### [Prompt]
Return every line below exactly as written.
##### Materials provided #####
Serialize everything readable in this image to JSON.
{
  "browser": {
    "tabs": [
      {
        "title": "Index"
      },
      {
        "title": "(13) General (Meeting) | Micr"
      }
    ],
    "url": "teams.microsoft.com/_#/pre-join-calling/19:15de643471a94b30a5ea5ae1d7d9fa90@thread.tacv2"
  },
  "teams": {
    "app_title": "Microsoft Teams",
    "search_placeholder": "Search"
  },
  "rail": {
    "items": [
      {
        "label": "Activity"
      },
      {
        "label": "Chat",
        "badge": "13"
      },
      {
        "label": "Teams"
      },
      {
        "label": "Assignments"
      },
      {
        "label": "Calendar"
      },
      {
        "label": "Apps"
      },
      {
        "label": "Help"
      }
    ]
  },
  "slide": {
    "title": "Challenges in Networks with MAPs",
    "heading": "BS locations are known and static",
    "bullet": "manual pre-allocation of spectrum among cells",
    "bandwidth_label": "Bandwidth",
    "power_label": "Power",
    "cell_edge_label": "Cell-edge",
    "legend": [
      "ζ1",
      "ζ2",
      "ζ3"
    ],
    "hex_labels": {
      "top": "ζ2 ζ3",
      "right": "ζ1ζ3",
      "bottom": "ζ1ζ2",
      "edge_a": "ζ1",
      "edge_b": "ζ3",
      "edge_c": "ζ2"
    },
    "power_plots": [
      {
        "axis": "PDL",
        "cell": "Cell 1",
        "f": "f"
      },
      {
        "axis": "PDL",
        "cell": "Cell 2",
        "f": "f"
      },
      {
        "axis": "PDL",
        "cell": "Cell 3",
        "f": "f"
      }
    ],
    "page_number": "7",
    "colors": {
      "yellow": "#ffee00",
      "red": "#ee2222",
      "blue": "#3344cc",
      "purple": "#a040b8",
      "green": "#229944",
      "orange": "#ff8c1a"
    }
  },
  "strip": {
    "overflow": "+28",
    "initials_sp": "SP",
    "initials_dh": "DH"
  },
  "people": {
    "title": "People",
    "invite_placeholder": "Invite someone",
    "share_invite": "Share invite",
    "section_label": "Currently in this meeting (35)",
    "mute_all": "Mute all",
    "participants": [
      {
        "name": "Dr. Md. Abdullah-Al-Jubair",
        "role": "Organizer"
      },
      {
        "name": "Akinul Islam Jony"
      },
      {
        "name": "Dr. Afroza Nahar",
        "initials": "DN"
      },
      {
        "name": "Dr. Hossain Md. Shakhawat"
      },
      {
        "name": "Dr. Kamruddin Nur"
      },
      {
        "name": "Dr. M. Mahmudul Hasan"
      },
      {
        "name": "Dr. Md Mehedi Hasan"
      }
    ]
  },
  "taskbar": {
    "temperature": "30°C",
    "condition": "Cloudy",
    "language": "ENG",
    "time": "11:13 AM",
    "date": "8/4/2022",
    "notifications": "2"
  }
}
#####
### [Exercise output]
Serialize everything readable in this image to JSON.
{
  "browser": {
    "tabs": [
      {
        "title": "Index"
      },
      {
        "title": "(13) General (Meeting) | Micr"
      }
    ],
    "url": "teams.microsoft.com/_#/pre-join-calling/19:15de643471a94b30a5ea5ae1d7d9fa90@thread.tacv2"
  },
  "teams": {
    "app_title": "Microsoft Teams",
    "search_placeholder": "Search"
  },
  "rail": {
    "items": [
      {
        "label": "Activity"
      },
      {
        "label": "Chat",
        "badge": "13"
      },
      {
        "label": "Teams"
      },
      {
        "label": "Assignments"
      },
      {
        "label": "Calendar"
      },
      {
        "label": "Apps"
      },
      {
        "label": "Help"
      }
    ]
  },
  "slide": {
    "title": "Challenges in Networks with MAPs",
    "heading": "BS locations are known and static",
    "bullet": "manual pre-allocation of spectrum among cells",
    "bandwidth_label": "Bandwidth",
    "power_label": "Power",
    "cell_edge_label": "Cell-edge",
    "legend": [
      "ζ1",
      "ζ2",
      "ζ3"
    ],
    "hex_labels": {
      "top": "ζ2 ζ3",
      "right": "ζ1ζ3",
      "bottom": "ζ1ζ2",
      "edge_a": "ζ1",
      "edge_b": "ζ3",
      "edge_c": "ζ2"
    },
    "power_plots": [
      {
        "axis": "PDL",
        "cell": "Cell 1",
        "f": "f"
      },
      {
        "axis": "PDL",
        "cell": "Cell 2",
        "f": "f"
      },
      {
        "axis": "PDL",
        "cell": "Cell 3",
        "f": "f"
      }
    ],
    "page_number": "7",
    "colors": {
      "yellow": "#ffee00",
      "red": "#ee2222",
      "blue": "#3344cc",
      "purple": "#a040b8",
      "green": "#229944",
      "orange": "#ff8c1a"
    }
  },
  "strip": {
    "overflow": "+28",
    "initials_sp": "SP",
    "initials_dh": "DH"
  },
  "people": {
    "title": "People",
    "invite_placeholder": "Invite someone",
    "share_invite": "Share invite",
    "section_label": "Currently in this meeting (35)",
    "mute_all": "Mute all",
    "participants": [
      {
        "name": "Dr. Md. Abdullah-Al-Jubair",
        "role": "Organizer"
      },
      {
        "name": "Akinul Islam Jony"
      },
      {
        "name": "Dr. Afroza Nahar",
        "initials": "DN"
      },
      {
        "name": "Dr. Hossain Md. Shakhawat"
      },
      {
        "name": "Dr. Kamruddin Nur"
      },
      {
        "name": "Dr. M. Mahmudul Hasan"
      },
      {
        "name": "Dr. Md Mehedi Hasan"
      }
    ]
  },
  "taskbar": {
    "temperature": "30°C",
    "condition": "Cloudy",
    "language": "ENG",
    "time": "11:13 AM",
    "date": "8/4/2022",
    "notifications": "2"
  }
}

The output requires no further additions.